But life doesn't work that way. Great things take time. That's it.
There are no such things as instant apple trees. You must plant the seeds, water the ground, nurture the saplings and then you can get the apples.
The Slight Edge’s message is very simple: small, measurable but consistent steps lead to huge results and this is something that you must drill into all the students that you teach.
The Slight Edge in Action
In one of my Curriculum Support lessons, I once had a Year 11 student that struggled to read books because he felt that didn’t have time to read anything.
The poor lad struggled with his English and believed that he was destined to fail when he took the exam in the Summer next year. When he came to me seeking advice, I told him that the easiest way to improve his English is to read more books.
He told me he didn't have the time and then I explained the Slight Edge to him.
I challenged him and said that if he read for a mere fifteen minutes a day — which was how long the bus ride home would take, that within a year, he could read ten novels.
He didn’t believe me so I broke down the Maths to him:
Let’s say we take out all the major holidays like Christmas, Easter and Bank Holidays and out of a 365 day year, he reads for only 340 days.
Also, let’s assume the average novel is around 400 pages long and has 300 words a page. The average adult reads about 300-350 words per minute but because he wasn’t a confident reader we said that he could read 250 words a minute. Here’s how we got that ten novel figure:
400 pages x 300 words = 120,000 words in the whole book.
120,000 words in the whole book/250 words he reads per minute = 480 minutes to read the whole thing
480 minutes to read the whole book/60 minutes = 8 hours to read an average novel
15 minutes a day x 340 days = 5100 minutes of reading in the whole year excluding holidays
5100 minutes/60 minutes = 85 hours of reading in the year
So 85 hours of reading in the year/8 hours it takes to read an average novel = 10.5 novels in the year (which I rounded down because of sick days etc).
That tiny habit of reading on his way back from school could produce that huge result to him pass his English exam.
Tell your students that every single decision that they make matters and it will bear fruit one day. If they are struggling with a particular task, ask them to break it done into tiny, doable chunks.
Going forward slowly is much better standing still. The Slight Edge can help you keep perspective - it may be hard in the moment, but with enough time and patience, you will get the results.

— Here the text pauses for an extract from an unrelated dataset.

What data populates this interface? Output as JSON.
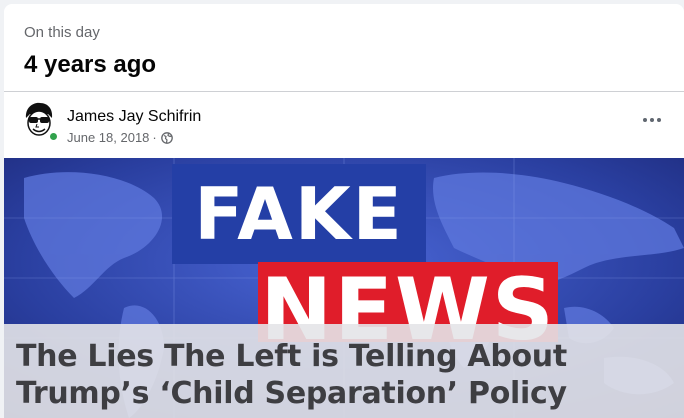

This book is as much about giving you that philosophy as it is about giving you the action steps. What makes this book so great is it’s simplicity – there are several ‘aha’ moments in the text that changed my life. The Slight Edge was helped to write a 68,000-word book - which is 3.5 times longer than my University dissertation!
The Slight Edge is what enables me to write this blog, week in and week out.

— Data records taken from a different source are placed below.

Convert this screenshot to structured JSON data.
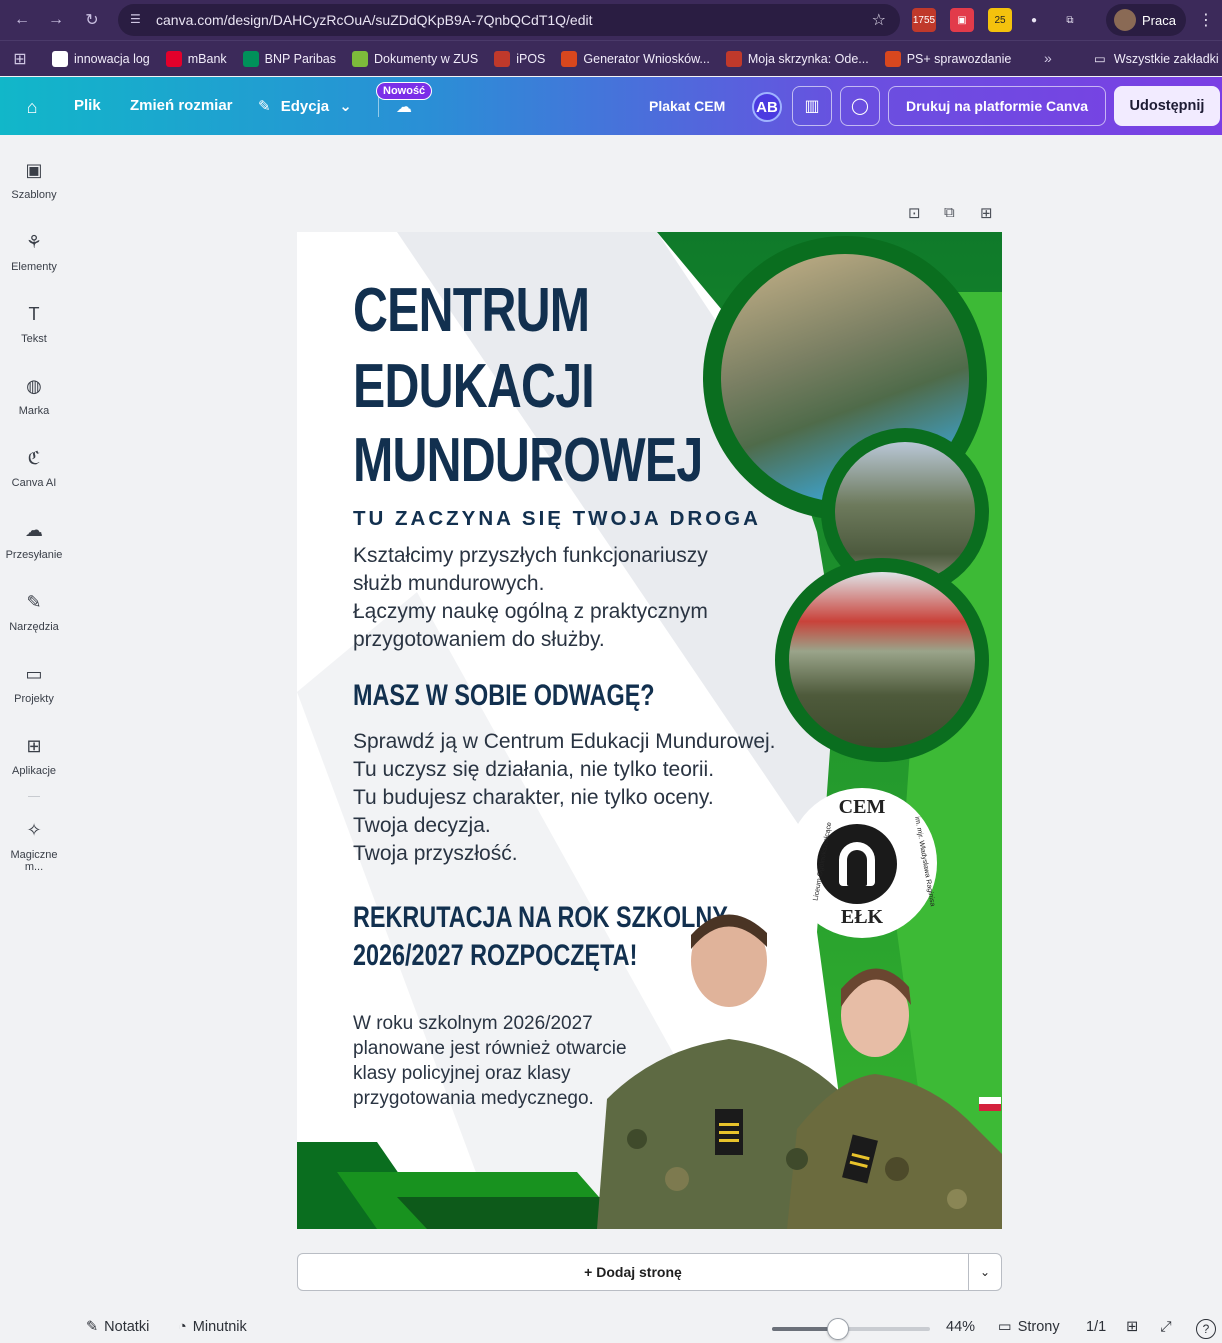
{
  "browser": {
    "url": "canva.com/design/DAHCyzRcOuA/suZDdQKpB9A-7QnbQCdT1Q/edit",
    "ext_badges": [
      "1755",
      "25"
    ],
    "profile": "Praca"
  },
  "bookmarks": [
    {
      "label": "innowacja log",
      "color": "#ffffff"
    },
    {
      "label": "mBank",
      "color": "#e4002b"
    },
    {
      "label": "BNP Paribas",
      "color": "#00915a"
    },
    {
      "label": "Dokumenty w ZUS",
      "color": "#7dbb3b"
    },
    {
      "label": "iPOS",
      "color": "#c0392b"
    },
    {
      "label": "Generator Wniosków...",
      "color": "#d9471e"
    },
    {
      "label": "Moja skrzynka: Ode...",
      "color": "#c0392b"
    },
    {
      "label": "PS+ sprawozdanie",
      "color": "#d9471e"
    }
  ],
  "bookmarks_all": "Wszystkie zakładki",
  "toolbar": {
    "file": "Plik",
    "resize": "Zmień rozmiar",
    "edit": "Edycja",
    "new_badge": "Nowość",
    "design_title": "Plakat CEM",
    "avatar": "AB",
    "print": "Drukuj na platformie Canva",
    "share": "Udostępnij"
  },
  "rail": [
    {
      "label": "Szablony",
      "icon": "templates-icon",
      "glyph": "▣"
    },
    {
      "label": "Elementy",
      "icon": "elements-icon",
      "glyph": "⚘"
    },
    {
      "label": "Tekst",
      "icon": "text-icon",
      "glyph": "T"
    },
    {
      "label": "Marka",
      "icon": "brand-icon",
      "glyph": "◍"
    },
    {
      "label": "Canva AI",
      "icon": "canva-ai-icon",
      "glyph": "ℭ"
    },
    {
      "label": "Przesyłanie",
      "icon": "upload-icon",
      "glyph": "☁"
    },
    {
      "label": "Narzędzia",
      "icon": "tools-icon",
      "glyph": "✎"
    },
    {
      "label": "Projekty",
      "icon": "projects-icon",
      "glyph": "▭"
    },
    {
      "label": "Aplikacje",
      "icon": "apps-icon",
      "glyph": "⊞"
    },
    {
      "label": "Magiczne m...",
      "icon": "magic-media-icon",
      "glyph": "✧"
    }
  ],
  "poster": {
    "title_lines": [
      "CENTRUM",
      "EDUKACJI",
      "MUNDUROWEJ"
    ],
    "subtitle": "TU ZACZYNA SIĘ TWOJA DROGA",
    "intro_lines": [
      "Kształcimy przyszłych funkcjonariuszy",
      "służb mundurowych.",
      "Łączymy naukę ogólną z praktycznym",
      "przygotowaniem do służby."
    ],
    "question": "MASZ W SOBIE ODWAGĘ?",
    "call_lines": [
      "Sprawdź ją w Centrum Edukacji Mundurowej.",
      "Tu uczysz się działania, nie tylko teorii.",
      "Tu budujesz charakter, nie tylko oceny.",
      "Twoja decyzja.",
      "Twoja przyszłość."
    ],
    "recruit_lines": [
      "REKRUTACJA NA ROK SZKOLNY",
      "2026/2027 ROZPOCZĘTA!"
    ],
    "note_lines": [
      "W roku szkolnym 2026/2027",
      "planowane jest również otwarcie",
      "klasy policyjnej oraz klasy",
      "przygotowania medycznego."
    ],
    "logo_top": "CEM",
    "logo_bottom": "EŁK",
    "logo_ring_left": "Liceum Ogólnokształcące",
    "logo_ring_right": "im. mjr. Władysława Raginisa"
  },
  "add_page": "+ Dodaj stronę",
  "footer": {
    "notes": "Notatki",
    "timer": "Minutnik",
    "zoom": "44%",
    "zoom_fraction": 0.42,
    "pages_label": "Strony",
    "page_count": "1/1",
    "help": "?"
  },
  "colors": {
    "navy": "#12304f",
    "green_dark": "#0a6e1f",
    "green_light": "#3fbf3a",
    "canva_gradient_start": "#11b7c9",
    "canva_gradient_end": "#7b3fe4"
  }
}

Now the Slight Edge can help you.
Although I have adapted it to teaching, the ‘Slight Edge’ can be adapted to any area in your life whether it is your health, your finances or your career.
This is even perhaps more critical to our students.
In our post-COVID19, post-George Floyd society, our young people are facing challenges that would make the toughest of us crumble.
More than ever we need to teach our children more than algebra and how many wives Henry VIII had. We have to teach them how to acquire skills quickly, critical thinking and how to have grit and determination.
We have to be more than information dispensers, but emotional coaches that will shine a light on this treacherous path called Life.
The Slight Edge will be an invaluable tool in your toolbox and I wholeheartedly recommend that you buy this book and give it a sacred place on your bookshelf.
It's a thumbs up from me.
Things are moving quickly at AHT.com. Subscribe to the blog below to get the latest blogs, reviews and resources that will make you look damn good while you are teaching the little folk.
It takes less than 20 seconds. Just do it.
Karl from actionheroteacher.com